In 2011, Nicolas Winding Refn and Ryan Gosling teamed up to create Drive, a stylish, 80s-esque neo-noir masterpiece that was my film of 2011 and one of my favourite movies of all time. Now, Gosling and Refn are back for another collaboration, this time with the revenge thriller Only God Forgives. As I said above, I was a big fan of Drive, so I was looking forward to this film immensely. In fact, I can’t think of another film I was looking forward to more this year, except maybe The World’s End. It is for this reason that it hurts so much for me to write this, but Only God Forgives is, well, not terribly good.
Julian (Ryan Gosling), a drug dealing kingpin who operates out of Bangkok,has just discovered his brother has been murdered. Flying in from the US, Julian’s mother, Crystal (Kristin Scott Thomas), has come to collect her son’s body. That is, however, until she asks Julian to find her son’s killer and bring him to justice. And so, Julian goes on a quest to find the killer…at least I think that’s what happens.
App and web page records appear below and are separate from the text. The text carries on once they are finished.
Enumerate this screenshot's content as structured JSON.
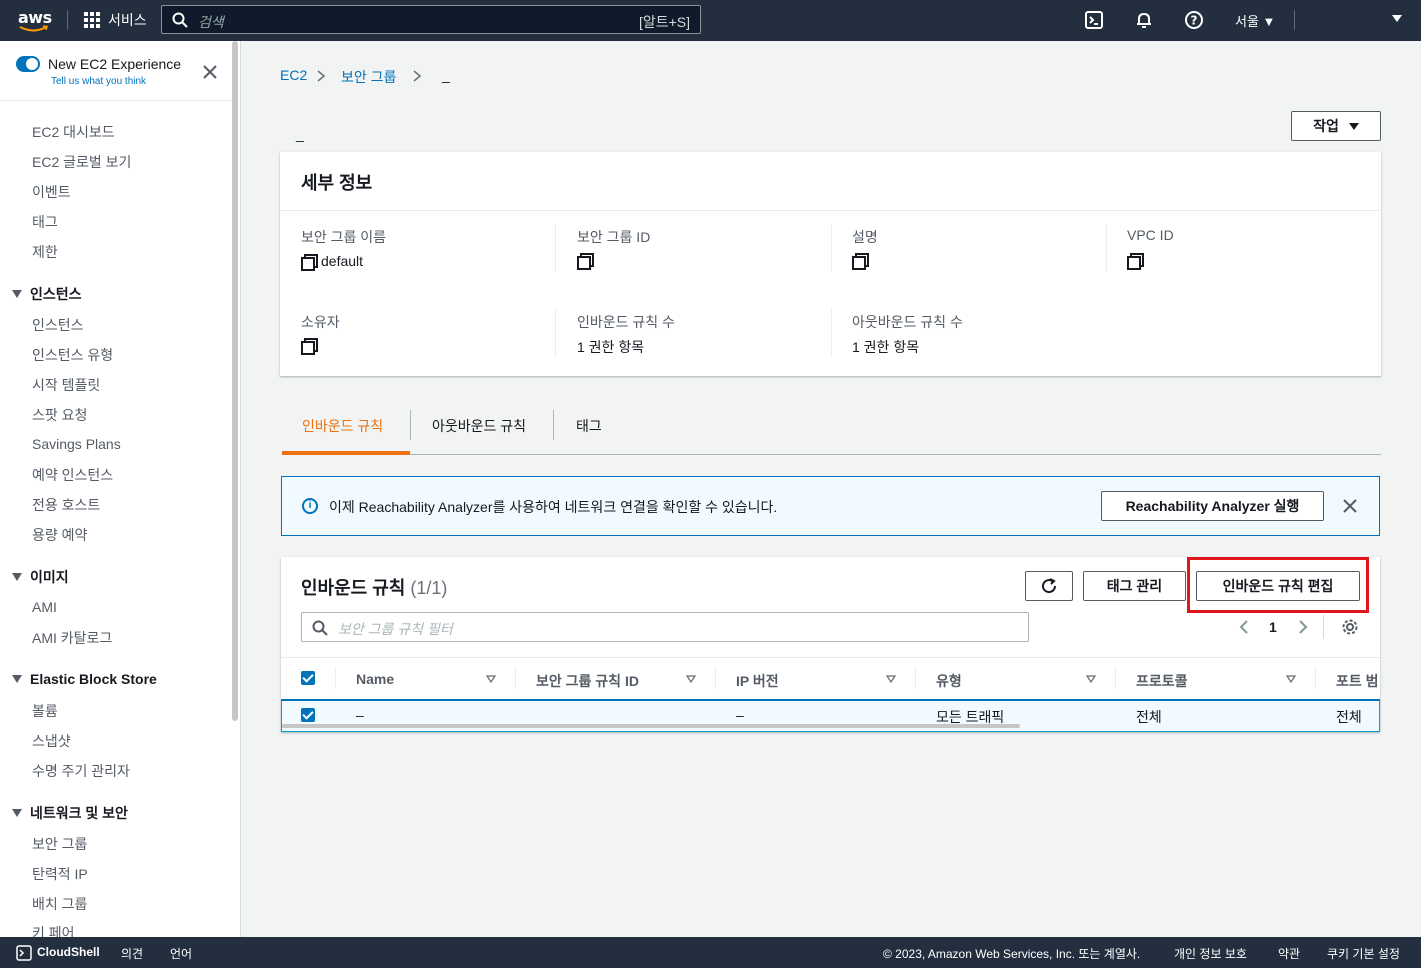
{
  "topnav": {
    "logo_text": "aws",
    "services_label": "서비스",
    "search_placeholder": "검색",
    "search_shortcut": "[알트+S]",
    "region": "서울",
    "colors": {
      "bg": "#232f3e",
      "accent": "#ec7211",
      "link": "#0073bb"
    }
  },
  "sidebar": {
    "experience_title": "New EC2 Experience",
    "experience_sub": "Tell us what you think",
    "top_items": [
      "EC2 대시보드",
      "EC2 글로벌 보기",
      "이벤트",
      "태그",
      "제한"
    ],
    "sections": [
      {
        "title": "인스턴스",
        "items": [
          "인스턴스",
          "인스턴스 유형",
          "시작 템플릿",
          "스팟 요청",
          "Savings Plans",
          "예약 인스턴스",
          "전용 호스트",
          "용량 예약"
        ]
      },
      {
        "title": "이미지",
        "items": [
          "AMI",
          "AMI 카탈로그"
        ]
      },
      {
        "title": "Elastic Block Store",
        "items": [
          "볼륨",
          "스냅샷",
          "수명 주기 관리자"
        ]
      },
      {
        "title": "네트워크 및 보안",
        "items": [
          "보안 그룹",
          "탄력적 IP",
          "배치 그룹",
          "키 페어"
        ]
      }
    ]
  },
  "breadcrumb": {
    "items": [
      "EC2",
      "보안 그룹",
      "_"
    ]
  },
  "page": {
    "title": "_",
    "actions_label": "작업"
  },
  "details": {
    "header": "세부 정보",
    "fields": {
      "sg_name_label": "보안 그룹 이름",
      "sg_name_value": "default",
      "sg_id_label": "보안 그룹 ID",
      "desc_label": "설명",
      "vpc_label": "VPC ID",
      "owner_label": "소유자",
      "inbound_count_label": "인바운드 규칙 수",
      "inbound_count_value": "1 권한 항목",
      "outbound_count_label": "아웃바운드 규칙 수",
      "outbound_count_value": "1 권한 항목"
    }
  },
  "tabs": [
    "인바운드 규칙",
    "아웃바운드 규칙",
    "태그"
  ],
  "alert": {
    "message": "이제 Reachability Analyzer를 사용하여 네트워크 연결을 확인할 수 있습니다.",
    "button": "Reachability Analyzer 실행"
  },
  "rules": {
    "title": "인바운드 규칙",
    "count": "(1/1)",
    "manage_tags": "태그 관리",
    "edit_rules": "인바운드 규칙 편집",
    "filter_placeholder": "보안 그룹 규칙 필터",
    "page": "1",
    "columns": [
      "Name",
      "보안 그룹 규칙 ID",
      "IP 버전",
      "유형",
      "프로토콜",
      "포트 범"
    ],
    "rows": [
      {
        "name": "–",
        "rule_id": "",
        "ip_version": "–",
        "type": "모든 트래픽",
        "protocol": "전체",
        "port": "전체"
      }
    ]
  },
  "footer": {
    "cloudshell": "CloudShell",
    "feedback": "의견",
    "language": "언어",
    "copyright": "© 2023, Amazon Web Services, Inc. 또는 계열사.",
    "privacy": "개인 정보 보호",
    "terms": "약관",
    "cookies": "쿠키 기본 설정"
  }
}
The problem with Only God Forgives lies in it’s behind and in front of the camera talent. Now, again, I love Drive, so I know full well that both Refn and Gosling are extremely talented, but they both have their good and bad qualities. Refn has a knack for creating beautiful images, and using silence to immense effect. He can tell stories through visuals rather than words, which is an ability I always respect. On the other hand, he can slip into unbearable pretentiousness at times, and seems to forget that you still need a compelling narrative and interesting characters as well as pretty visuals. Gosling can create characters who are psychologically damaged, and can get across big emotions with minimal dialogue. However, he can, if not used correctly, be incredibly bland and dull, and deciding that the best way to get across a damaged person is to emote less than the shelf ornaments. Only God Forgives seems to be a hideous hybrid being of all the bad aspects of both Refn and Gosling mashed up into one, and the results are nothing short of disastrous.
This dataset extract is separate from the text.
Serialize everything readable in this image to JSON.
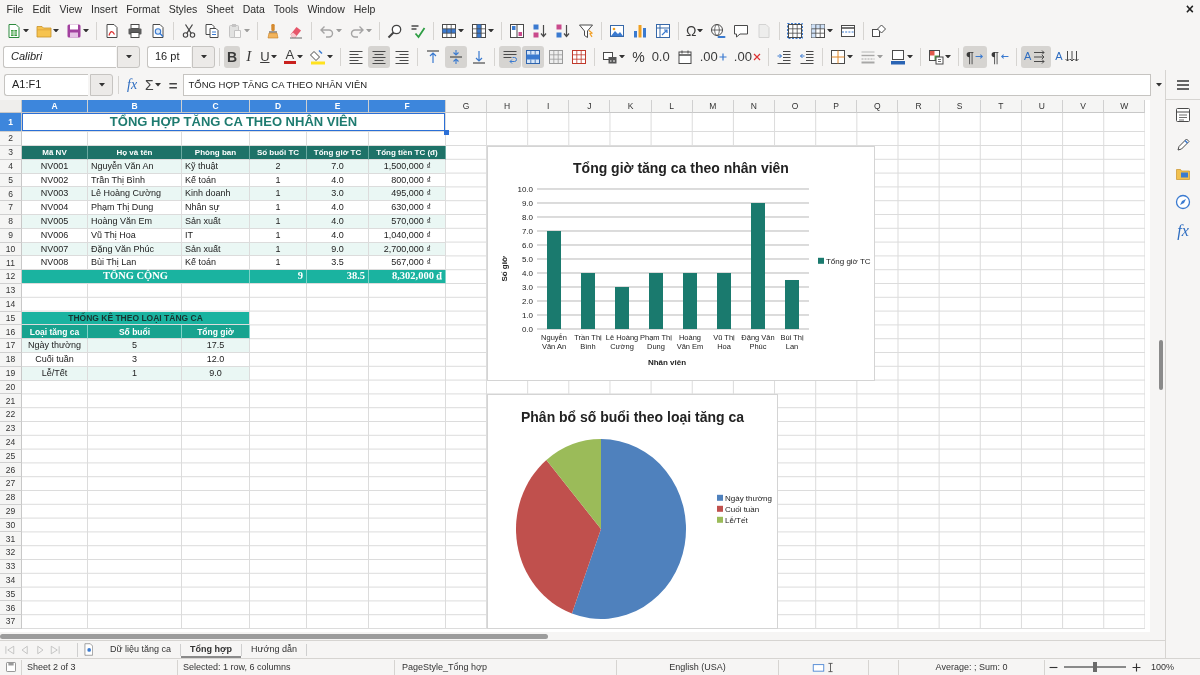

The story, what little there is, is one of the first issues you notice; it couldn’t engage the audience if it got down on one knee and forced a ring on all the cinema-goers collective finger. The narrative feels confused and jumbled, never finding a place to settle down and just talk, or show some character development. The characters themselves are practically non-existent, save for one: Kristin Scott Thomas’ character, Crystal. She seems to be the only characterized person in this entire film, helped in no small part by Thomas’ wonderful acting. It’s quite a shame really. I like Ryan Gosling, but when he’s doing his stoic thing he does and then doesn’t have any material to back it up with, he starts to become annoying. This is especially evident when he’s put up against Kristin Scott Thomas, who steals every scene she’s in, and she really should have had a bigger part.
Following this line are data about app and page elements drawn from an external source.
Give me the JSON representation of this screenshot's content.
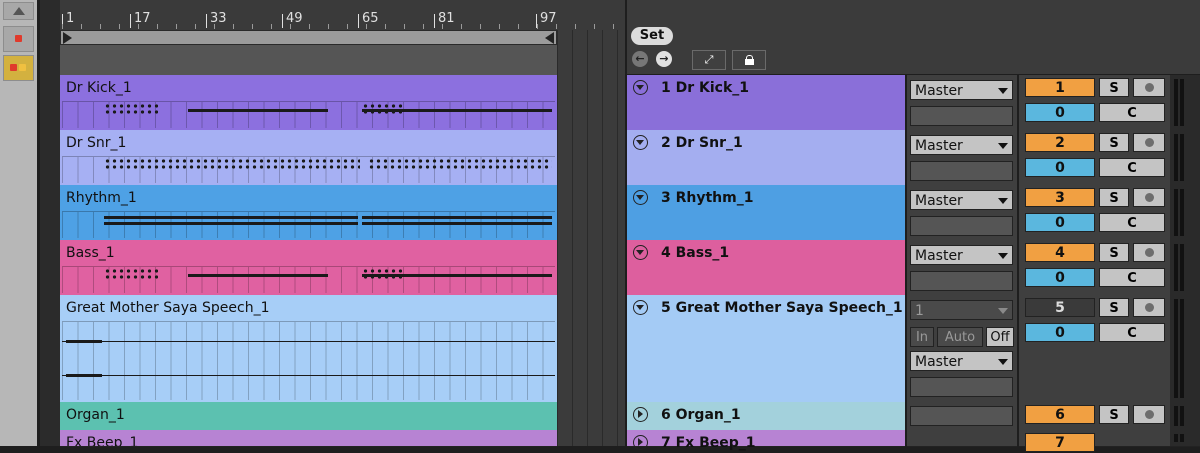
{
  "ruler": {
    "ticks": [
      "1",
      "17",
      "33",
      "49",
      "65",
      "81",
      "97"
    ]
  },
  "header": {
    "set_label": "Set",
    "back_icon": "arrow-left-icon",
    "forward_icon": "arrow-right-icon",
    "expand_icon": "expand-icon",
    "lock_icon": "lock-icon"
  },
  "colors": {
    "accent": "#f1a042",
    "pan": "#5bb7de"
  },
  "tracks": [
    {
      "clip": "Dr Kick_1",
      "name": "1 Dr Kick_1",
      "output": "Master",
      "number": "1",
      "pan": "0",
      "solo": "S",
      "crossfade": "C",
      "color": "#8c70df",
      "color_light": "#8a6fd9"
    },
    {
      "clip": "Dr Snr_1",
      "name": "2 Dr Snr_1",
      "output": "Master",
      "number": "2",
      "pan": "0",
      "solo": "S",
      "crossfade": "C",
      "color": "#a6b0f3",
      "color_light": "#a4aef0"
    },
    {
      "clip": "Rhythm_1",
      "name": "3 Rhythm_1",
      "output": "Master",
      "number": "3",
      "pan": "0",
      "solo": "S",
      "crossfade": "C",
      "color": "#4ea1e5",
      "color_light": "#4e9fe3"
    },
    {
      "clip": "Bass_1",
      "name": "4 Bass_1",
      "output": "Master",
      "number": "4",
      "pan": "0",
      "solo": "S",
      "crossfade": "C",
      "color": "#e061a1",
      "color_light": "#dd5f9e"
    },
    {
      "clip": "Great Mother Saya Speech_1",
      "name": "5 Great Mother Saya Speech_1",
      "input": "1",
      "monitor": [
        "In",
        "Auto",
        "Off"
      ],
      "output": "Master",
      "number": "5",
      "pan": "0",
      "solo": "S",
      "crossfade": "C",
      "color": "#a7cef7",
      "color_light": "#a4cbf5"
    },
    {
      "clip": "Organ_1",
      "name": "6 Organ_1",
      "number": "6",
      "solo": "S",
      "color": "#5cc1b0",
      "color_light": "#a3d1dc"
    },
    {
      "clip": "Fx Beep_1",
      "name": "7 Fx Beep_1",
      "number": "7",
      "color": "#b783d3",
      "color_light": "#b783d3"
    }
  ]
}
The visuals, something I praised Refn for earlier, are somewhat of a mixed bag here. While the style has been ramped up from Drive, the scale seems to have been lost. This is a film that feels like it should be massive, but ends up being really rather small. It just seems rather quaint, especially when the film tries to shock you with excessive and unflinching graphic violence. This probably would work to decent effect in a better film, but here it just seems out of place and over-the-top, and eventually just becomes laughable. Seriously, someone gets their eyes gouged out with chopsticks.
Only God Forgives may not be the worst film of this year (Movie 43 still owns that particular medal), but it probably is the most disappointing. The writing, acting, and direction all feel at odds with each other, like the story is trying to get out but the style of the visuals in hogging all the fun, meanwhile the acting is just left in the dust because it has nothing to work with. Boring, badly paced, and overall just pointless, Only God Forgives is, for lack of a better word, unforgivable.